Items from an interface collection

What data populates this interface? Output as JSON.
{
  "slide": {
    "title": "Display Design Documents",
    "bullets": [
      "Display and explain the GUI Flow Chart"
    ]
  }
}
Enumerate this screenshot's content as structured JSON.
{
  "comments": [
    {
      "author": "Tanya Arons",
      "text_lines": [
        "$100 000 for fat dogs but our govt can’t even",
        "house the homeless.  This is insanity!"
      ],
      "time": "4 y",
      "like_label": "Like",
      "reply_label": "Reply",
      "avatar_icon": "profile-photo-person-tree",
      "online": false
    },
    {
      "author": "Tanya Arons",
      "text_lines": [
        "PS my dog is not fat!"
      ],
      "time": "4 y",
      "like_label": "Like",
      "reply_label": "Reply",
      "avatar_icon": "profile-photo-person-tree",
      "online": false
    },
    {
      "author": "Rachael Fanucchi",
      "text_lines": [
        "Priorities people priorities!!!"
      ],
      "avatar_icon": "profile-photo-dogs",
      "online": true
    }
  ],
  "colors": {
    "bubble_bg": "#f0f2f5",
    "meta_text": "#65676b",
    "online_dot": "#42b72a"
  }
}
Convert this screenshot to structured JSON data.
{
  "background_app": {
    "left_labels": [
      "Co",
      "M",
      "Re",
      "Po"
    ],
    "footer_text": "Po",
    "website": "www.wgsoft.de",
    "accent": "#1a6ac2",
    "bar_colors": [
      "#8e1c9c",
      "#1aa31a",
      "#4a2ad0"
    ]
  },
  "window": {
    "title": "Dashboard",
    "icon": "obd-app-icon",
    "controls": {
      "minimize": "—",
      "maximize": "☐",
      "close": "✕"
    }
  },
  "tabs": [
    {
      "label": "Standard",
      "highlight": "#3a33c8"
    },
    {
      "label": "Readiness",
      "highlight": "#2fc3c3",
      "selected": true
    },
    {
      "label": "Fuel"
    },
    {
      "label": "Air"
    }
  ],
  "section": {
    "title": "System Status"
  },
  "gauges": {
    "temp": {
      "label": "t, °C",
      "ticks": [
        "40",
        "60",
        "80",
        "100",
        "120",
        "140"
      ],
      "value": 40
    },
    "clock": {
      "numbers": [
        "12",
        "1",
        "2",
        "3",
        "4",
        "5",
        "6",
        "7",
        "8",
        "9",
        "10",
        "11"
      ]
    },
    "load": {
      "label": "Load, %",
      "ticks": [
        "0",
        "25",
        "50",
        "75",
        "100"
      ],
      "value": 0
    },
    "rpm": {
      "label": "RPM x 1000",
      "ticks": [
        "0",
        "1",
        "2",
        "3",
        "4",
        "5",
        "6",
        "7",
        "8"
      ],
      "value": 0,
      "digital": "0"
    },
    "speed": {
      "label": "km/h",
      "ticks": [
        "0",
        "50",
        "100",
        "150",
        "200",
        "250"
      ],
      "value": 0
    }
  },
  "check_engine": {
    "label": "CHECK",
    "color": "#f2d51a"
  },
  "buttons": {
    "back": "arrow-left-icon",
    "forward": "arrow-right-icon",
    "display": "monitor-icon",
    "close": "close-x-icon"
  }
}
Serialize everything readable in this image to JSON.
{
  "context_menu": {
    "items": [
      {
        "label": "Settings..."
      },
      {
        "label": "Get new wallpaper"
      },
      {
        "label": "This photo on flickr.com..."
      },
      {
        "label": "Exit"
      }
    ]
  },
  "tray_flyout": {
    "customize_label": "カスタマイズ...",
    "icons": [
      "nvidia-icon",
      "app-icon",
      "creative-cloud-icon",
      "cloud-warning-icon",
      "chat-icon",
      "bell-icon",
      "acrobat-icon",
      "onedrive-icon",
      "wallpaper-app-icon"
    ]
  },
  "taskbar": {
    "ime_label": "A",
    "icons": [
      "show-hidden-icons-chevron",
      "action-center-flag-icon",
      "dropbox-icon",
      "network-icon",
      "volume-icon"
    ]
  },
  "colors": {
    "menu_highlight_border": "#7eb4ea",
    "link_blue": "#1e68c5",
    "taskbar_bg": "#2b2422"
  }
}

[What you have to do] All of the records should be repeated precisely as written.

[Answer section]
What data populates this interface? Output as JSON.
{
  "slide": {
    "title": "Display Design Documents",
    "bullets": [
      "Display and explain the GUI Flow Chart"
    ]
  }
}
Enumerate this screenshot's content as structured JSON.
{
  "comments": [
    {
      "author": "Tanya Arons",
      "text_lines": [
        "$100 000 for fat dogs but our govt can’t even",
        "house the homeless.  This is insanity!"
      ],
      "time": "4 y",
      "like_label": "Like",
      "reply_label": "Reply",
      "avatar_icon": "profile-photo-person-tree",
      "online": false
    },
    {
      "author": "Tanya Arons",
      "text_lines": [
        "PS my dog is not fat!"
      ],
      "time": "4 y",
      "like_label": "Like",
      "reply_label": "Reply",
      "avatar_icon": "profile-photo-person-tree",
      "online": false
    },
    {
      "author": "Rachael Fanucchi",
      "text_lines": [
        "Priorities people priorities!!!"
      ],
      "avatar_icon": "profile-photo-dogs",
      "online": true
    }
  ],
  "colors": {
    "bubble_bg": "#f0f2f5",
    "meta_text": "#65676b",
    "online_dot": "#42b72a"
  }
}
Convert this screenshot to structured JSON data.
{
  "background_app": {
    "left_labels": [
      "Co",
      "M",
      "Re",
      "Po"
    ],
    "footer_text": "Po",
    "website": "www.wgsoft.de",
    "accent": "#1a6ac2",
    "bar_colors": [
      "#8e1c9c",
      "#1aa31a",
      "#4a2ad0"
    ]
  },
  "window": {
    "title": "Dashboard",
    "icon": "obd-app-icon",
    "controls": {
      "minimize": "—",
      "maximize": "☐",
      "close": "✕"
    }
  },
  "tabs": [
    {
      "label": "Standard",
      "highlight": "#3a33c8"
    },
    {
      "label": "Readiness",
      "highlight": "#2fc3c3",
      "selected": true
    },
    {
      "label": "Fuel"
    },
    {
      "label": "Air"
    }
  ],
  "section": {
    "title": "System Status"
  },
  "gauges": {
    "temp": {
      "label": "t, °C",
      "ticks": [
        "40",
        "60",
        "80",
        "100",
        "120",
        "140"
      ],
      "value": 40
    },
    "clock": {
      "numbers": [
        "12",
        "1",
        "2",
        "3",
        "4",
        "5",
        "6",
        "7",
        "8",
        "9",
        "10",
        "11"
      ]
    },
    "load": {
      "label": "Load, %",
      "ticks": [
        "0",
        "25",
        "50",
        "75",
        "100"
      ],
      "value": 0
    },
    "rpm": {
      "label": "RPM x 1000",
      "ticks": [
        "0",
        "1",
        "2",
        "3",
        "4",
        "5",
        "6",
        "7",
        "8"
      ],
      "value": 0,
      "digital": "0"
    },
    "speed": {
      "label": "km/h",
      "ticks": [
        "0",
        "50",
        "100",
        "150",
        "200",
        "250"
      ],
      "value": 0
    }
  },
  "check_engine": {
    "label": "CHECK",
    "color": "#f2d51a"
  },
  "buttons": {
    "back": "arrow-left-icon",
    "forward": "arrow-right-icon",
    "display": "monitor-icon",
    "close": "close-x-icon"
  }
}
Serialize everything readable in this image to JSON.
{
  "context_menu": {
    "items": [
      {
        "label": "Settings..."
      },
      {
        "label": "Get new wallpaper"
      },
      {
        "label": "This photo on flickr.com..."
      },
      {
        "label": "Exit"
      }
    ]
  },
  "tray_flyout": {
    "customize_label": "カスタマイズ...",
    "icons": [
      "nvidia-icon",
      "app-icon",
      "creative-cloud-icon",
      "cloud-warning-icon",
      "chat-icon",
      "bell-icon",
      "acrobat-icon",
      "onedrive-icon",
      "wallpaper-app-icon"
    ]
  },
  "taskbar": {
    "ime_label": "A",
    "icons": [
      "show-hidden-icons-chevron",
      "action-center-flag-icon",
      "dropbox-icon",
      "network-icon",
      "volume-icon"
    ]
  },
  "colors": {
    "menu_highlight_border": "#7eb4ea",
    "link_blue": "#1e68c5",
    "taskbar_bg": "#2b2422"
  }
}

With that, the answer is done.